**RECORDS PROVIDED**.
* * *

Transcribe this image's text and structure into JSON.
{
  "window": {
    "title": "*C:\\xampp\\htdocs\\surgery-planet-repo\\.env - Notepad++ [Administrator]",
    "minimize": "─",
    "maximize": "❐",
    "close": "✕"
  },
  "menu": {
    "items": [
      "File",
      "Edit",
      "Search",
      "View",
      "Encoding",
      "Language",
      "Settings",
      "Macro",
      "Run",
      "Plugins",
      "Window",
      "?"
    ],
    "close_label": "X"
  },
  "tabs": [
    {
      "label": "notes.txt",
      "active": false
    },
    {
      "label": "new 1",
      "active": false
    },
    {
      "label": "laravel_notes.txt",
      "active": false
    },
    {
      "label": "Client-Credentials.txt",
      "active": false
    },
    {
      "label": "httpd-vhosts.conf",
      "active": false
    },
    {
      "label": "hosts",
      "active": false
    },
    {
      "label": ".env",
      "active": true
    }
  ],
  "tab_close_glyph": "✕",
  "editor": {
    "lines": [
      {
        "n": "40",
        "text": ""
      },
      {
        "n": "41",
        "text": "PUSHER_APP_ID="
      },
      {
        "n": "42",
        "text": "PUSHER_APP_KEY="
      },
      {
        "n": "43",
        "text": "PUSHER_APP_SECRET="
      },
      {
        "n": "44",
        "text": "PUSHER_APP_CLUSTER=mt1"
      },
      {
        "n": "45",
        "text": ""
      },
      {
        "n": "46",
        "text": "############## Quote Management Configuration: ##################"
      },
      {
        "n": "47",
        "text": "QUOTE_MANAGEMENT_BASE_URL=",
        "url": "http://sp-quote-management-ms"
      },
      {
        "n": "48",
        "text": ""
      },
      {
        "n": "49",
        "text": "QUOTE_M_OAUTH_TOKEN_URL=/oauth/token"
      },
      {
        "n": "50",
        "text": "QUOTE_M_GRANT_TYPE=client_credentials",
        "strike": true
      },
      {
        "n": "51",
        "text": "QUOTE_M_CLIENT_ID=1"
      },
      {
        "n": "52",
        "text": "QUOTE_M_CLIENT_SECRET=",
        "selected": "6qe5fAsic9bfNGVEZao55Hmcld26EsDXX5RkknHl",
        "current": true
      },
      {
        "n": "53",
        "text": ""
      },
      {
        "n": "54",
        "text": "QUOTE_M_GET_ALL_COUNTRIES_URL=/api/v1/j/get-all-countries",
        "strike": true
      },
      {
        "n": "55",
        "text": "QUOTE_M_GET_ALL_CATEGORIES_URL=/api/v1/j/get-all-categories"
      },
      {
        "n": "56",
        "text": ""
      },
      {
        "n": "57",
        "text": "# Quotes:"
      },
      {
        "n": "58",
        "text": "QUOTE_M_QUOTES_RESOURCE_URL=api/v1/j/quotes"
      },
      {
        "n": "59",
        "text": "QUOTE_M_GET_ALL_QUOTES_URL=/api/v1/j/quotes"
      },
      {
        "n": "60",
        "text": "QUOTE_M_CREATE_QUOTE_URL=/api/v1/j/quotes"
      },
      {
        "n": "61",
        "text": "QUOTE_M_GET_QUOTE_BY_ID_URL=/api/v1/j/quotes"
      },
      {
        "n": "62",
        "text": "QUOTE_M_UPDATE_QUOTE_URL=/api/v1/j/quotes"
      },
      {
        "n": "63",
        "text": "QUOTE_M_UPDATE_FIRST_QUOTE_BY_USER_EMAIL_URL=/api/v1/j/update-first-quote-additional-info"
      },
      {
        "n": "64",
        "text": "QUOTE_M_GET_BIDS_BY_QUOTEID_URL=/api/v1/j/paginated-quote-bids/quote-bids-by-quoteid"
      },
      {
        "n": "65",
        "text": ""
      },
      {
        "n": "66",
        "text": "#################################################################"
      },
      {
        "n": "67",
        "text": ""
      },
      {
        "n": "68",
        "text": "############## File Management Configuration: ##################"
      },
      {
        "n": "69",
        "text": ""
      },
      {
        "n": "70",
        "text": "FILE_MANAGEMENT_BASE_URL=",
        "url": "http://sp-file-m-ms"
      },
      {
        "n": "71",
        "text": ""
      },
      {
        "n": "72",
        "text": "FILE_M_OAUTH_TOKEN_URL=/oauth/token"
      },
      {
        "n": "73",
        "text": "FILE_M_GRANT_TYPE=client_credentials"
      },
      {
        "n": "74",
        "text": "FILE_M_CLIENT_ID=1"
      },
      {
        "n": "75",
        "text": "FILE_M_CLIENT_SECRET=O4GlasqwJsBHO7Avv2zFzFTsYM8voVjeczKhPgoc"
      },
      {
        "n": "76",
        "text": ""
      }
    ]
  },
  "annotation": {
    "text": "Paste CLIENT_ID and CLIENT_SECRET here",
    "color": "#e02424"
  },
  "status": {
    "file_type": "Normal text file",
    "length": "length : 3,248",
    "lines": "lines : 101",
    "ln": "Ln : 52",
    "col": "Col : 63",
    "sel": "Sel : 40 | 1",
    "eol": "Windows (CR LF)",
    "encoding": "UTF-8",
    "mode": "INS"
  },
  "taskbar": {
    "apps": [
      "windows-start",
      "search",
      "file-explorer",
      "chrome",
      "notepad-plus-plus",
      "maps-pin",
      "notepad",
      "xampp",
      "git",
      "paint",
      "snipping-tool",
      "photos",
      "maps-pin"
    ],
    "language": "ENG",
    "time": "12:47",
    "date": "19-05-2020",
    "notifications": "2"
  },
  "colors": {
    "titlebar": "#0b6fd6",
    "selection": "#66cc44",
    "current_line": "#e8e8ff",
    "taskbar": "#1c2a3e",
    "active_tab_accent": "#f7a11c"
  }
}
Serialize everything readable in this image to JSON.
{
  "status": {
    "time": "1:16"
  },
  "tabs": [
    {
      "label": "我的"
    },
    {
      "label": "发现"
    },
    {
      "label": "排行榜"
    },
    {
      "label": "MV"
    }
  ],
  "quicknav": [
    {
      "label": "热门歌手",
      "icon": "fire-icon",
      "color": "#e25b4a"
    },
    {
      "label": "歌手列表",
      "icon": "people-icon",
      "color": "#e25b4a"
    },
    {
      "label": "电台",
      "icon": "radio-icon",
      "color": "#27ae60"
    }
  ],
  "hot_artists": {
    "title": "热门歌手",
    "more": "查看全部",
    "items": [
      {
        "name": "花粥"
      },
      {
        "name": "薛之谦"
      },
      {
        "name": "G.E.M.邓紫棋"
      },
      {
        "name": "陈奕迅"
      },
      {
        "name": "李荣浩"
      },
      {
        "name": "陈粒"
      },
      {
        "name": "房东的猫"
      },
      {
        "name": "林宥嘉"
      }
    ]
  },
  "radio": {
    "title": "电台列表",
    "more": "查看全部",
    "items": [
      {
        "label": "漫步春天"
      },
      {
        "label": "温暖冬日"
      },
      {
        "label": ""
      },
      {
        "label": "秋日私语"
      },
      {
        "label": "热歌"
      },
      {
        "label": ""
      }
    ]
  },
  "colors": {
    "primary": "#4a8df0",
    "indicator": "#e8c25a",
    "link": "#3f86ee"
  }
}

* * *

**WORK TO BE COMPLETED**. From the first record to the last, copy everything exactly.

**EXPECTED OUTPUT**.
Transcribe this image's text and structure into JSON.
{
  "window": {
    "title": "*C:\\xampp\\htdocs\\surgery-planet-repo\\.env - Notepad++ [Administrator]",
    "minimize": "─",
    "maximize": "❐",
    "close": "✕"
  },
  "menu": {
    "items": [
      "File",
      "Edit",
      "Search",
      "View",
      "Encoding",
      "Language",
      "Settings",
      "Macro",
      "Run",
      "Plugins",
      "Window",
      "?"
    ],
    "close_label": "X"
  },
  "tabs": [
    {
      "label": "notes.txt",
      "active": false
    },
    {
      "label": "new 1",
      "active": false
    },
    {
      "label": "laravel_notes.txt",
      "active": false
    },
    {
      "label": "Client-Credentials.txt",
      "active": false
    },
    {
      "label": "httpd-vhosts.conf",
      "active": false
    },
    {
      "label": "hosts",
      "active": false
    },
    {
      "label": ".env",
      "active": true
    }
  ],
  "tab_close_glyph": "✕",
  "editor": {
    "lines": [
      {
        "n": "40",
        "text": ""
      },
      {
        "n": "41",
        "text": "PUSHER_APP_ID="
      },
      {
        "n": "42",
        "text": "PUSHER_APP_KEY="
      },
      {
        "n": "43",
        "text": "PUSHER_APP_SECRET="
      },
      {
        "n": "44",
        "text": "PUSHER_APP_CLUSTER=mt1"
      },
      {
        "n": "45",
        "text": ""
      },
      {
        "n": "46",
        "text": "############## Quote Management Configuration: ##################"
      },
      {
        "n": "47",
        "text": "QUOTE_MANAGEMENT_BASE_URL=",
        "url": "http://sp-quote-management-ms"
      },
      {
        "n": "48",
        "text": ""
      },
      {
        "n": "49",
        "text": "QUOTE_M_OAUTH_TOKEN_URL=/oauth/token"
      },
      {
        "n": "50",
        "text": "QUOTE_M_GRANT_TYPE=client_credentials",
        "strike": true
      },
      {
        "n": "51",
        "text": "QUOTE_M_CLIENT_ID=1"
      },
      {
        "n": "52",
        "text": "QUOTE_M_CLIENT_SECRET=",
        "selected": "6qe5fAsic9bfNGVEZao55Hmcld26EsDXX5RkknHl",
        "current": true
      },
      {
        "n": "53",
        "text": ""
      },
      {
        "n": "54",
        "text": "QUOTE_M_GET_ALL_COUNTRIES_URL=/api/v1/j/get-all-countries",
        "strike": true
      },
      {
        "n": "55",
        "text": "QUOTE_M_GET_ALL_CATEGORIES_URL=/api/v1/j/get-all-categories"
      },
      {
        "n": "56",
        "text": ""
      },
      {
        "n": "57",
        "text": "# Quotes:"
      },
      {
        "n": "58",
        "text": "QUOTE_M_QUOTES_RESOURCE_URL=api/v1/j/quotes"
      },
      {
        "n": "59",
        "text": "QUOTE_M_GET_ALL_QUOTES_URL=/api/v1/j/quotes"
      },
      {
        "n": "60",
        "text": "QUOTE_M_CREATE_QUOTE_URL=/api/v1/j/quotes"
      },
      {
        "n": "61",
        "text": "QUOTE_M_GET_QUOTE_BY_ID_URL=/api/v1/j/quotes"
      },
      {
        "n": "62",
        "text": "QUOTE_M_UPDATE_QUOTE_URL=/api/v1/j/quotes"
      },
      {
        "n": "63",
        "text": "QUOTE_M_UPDATE_FIRST_QUOTE_BY_USER_EMAIL_URL=/api/v1/j/update-first-quote-additional-info"
      },
      {
        "n": "64",
        "text": "QUOTE_M_GET_BIDS_BY_QUOTEID_URL=/api/v1/j/paginated-quote-bids/quote-bids-by-quoteid"
      },
      {
        "n": "65",
        "text": ""
      },
      {
        "n": "66",
        "text": "#################################################################"
      },
      {
        "n": "67",
        "text": ""
      },
      {
        "n": "68",
        "text": "############## File Management Configuration: ##################"
      },
      {
        "n": "69",
        "text": ""
      },
      {
        "n": "70",
        "text": "FILE_MANAGEMENT_BASE_URL=",
        "url": "http://sp-file-m-ms"
      },
      {
        "n": "71",
        "text": ""
      },
      {
        "n": "72",
        "text": "FILE_M_OAUTH_TOKEN_URL=/oauth/token"
      },
      {
        "n": "73",
        "text": "FILE_M_GRANT_TYPE=client_credentials"
      },
      {
        "n": "74",
        "text": "FILE_M_CLIENT_ID=1"
      },
      {
        "n": "75",
        "text": "FILE_M_CLIENT_SECRET=O4GlasqwJsBHO7Avv2zFzFTsYM8voVjeczKhPgoc"
      },
      {
        "n": "76",
        "text": ""
      }
    ]
  },
  "annotation": {
    "text": "Paste CLIENT_ID and CLIENT_SECRET here",
    "color": "#e02424"
  },
  "status": {
    "file_type": "Normal text file",
    "length": "length : 3,248",
    "lines": "lines : 101",
    "ln": "Ln : 52",
    "col": "Col : 63",
    "sel": "Sel : 40 | 1",
    "eol": "Windows (CR LF)",
    "encoding": "UTF-8",
    "mode": "INS"
  },
  "taskbar": {
    "apps": [
      "windows-start",
      "search",
      "file-explorer",
      "chrome",
      "notepad-plus-plus",
      "maps-pin",
      "notepad",
      "xampp",
      "git",
      "paint",
      "snipping-tool",
      "photos",
      "maps-pin"
    ],
    "language": "ENG",
    "time": "12:47",
    "date": "19-05-2020",
    "notifications": "2"
  },
  "colors": {
    "titlebar": "#0b6fd6",
    "selection": "#66cc44",
    "current_line": "#e8e8ff",
    "taskbar": "#1c2a3e",
    "active_tab_accent": "#f7a11c"
  }
}
Serialize everything readable in this image to JSON.
{
  "status": {
    "time": "1:16"
  },
  "tabs": [
    {
      "label": "我的"
    },
    {
      "label": "发现"
    },
    {
      "label": "排行榜"
    },
    {
      "label": "MV"
    }
  ],
  "quicknav": [
    {
      "label": "热门歌手",
      "icon": "fire-icon",
      "color": "#e25b4a"
    },
    {
      "label": "歌手列表",
      "icon": "people-icon",
      "color": "#e25b4a"
    },
    {
      "label": "电台",
      "icon": "radio-icon",
      "color": "#27ae60"
    }
  ],
  "hot_artists": {
    "title": "热门歌手",
    "more": "查看全部",
    "items": [
      {
        "name": "花粥"
      },
      {
        "name": "薛之谦"
      },
      {
        "name": "G.E.M.邓紫棋"
      },
      {
        "name": "陈奕迅"
      },
      {
        "name": "李荣浩"
      },
      {
        "name": "陈粒"
      },
      {
        "name": "房东的猫"
      },
      {
        "name": "林宥嘉"
      }
    ]
  },
  "radio": {
    "title": "电台列表",
    "more": "查看全部",
    "items": [
      {
        "label": "漫步春天"
      },
      {
        "label": "温暖冬日"
      },
      {
        "label": ""
      },
      {
        "label": "秋日私语"
      },
      {
        "label": "热歌"
      },
      {
        "label": ""
      }
    ]
  },
  "colors": {
    "primary": "#4a8df0",
    "indicator": "#e8c25a",
    "link": "#3f86ee"
  }
}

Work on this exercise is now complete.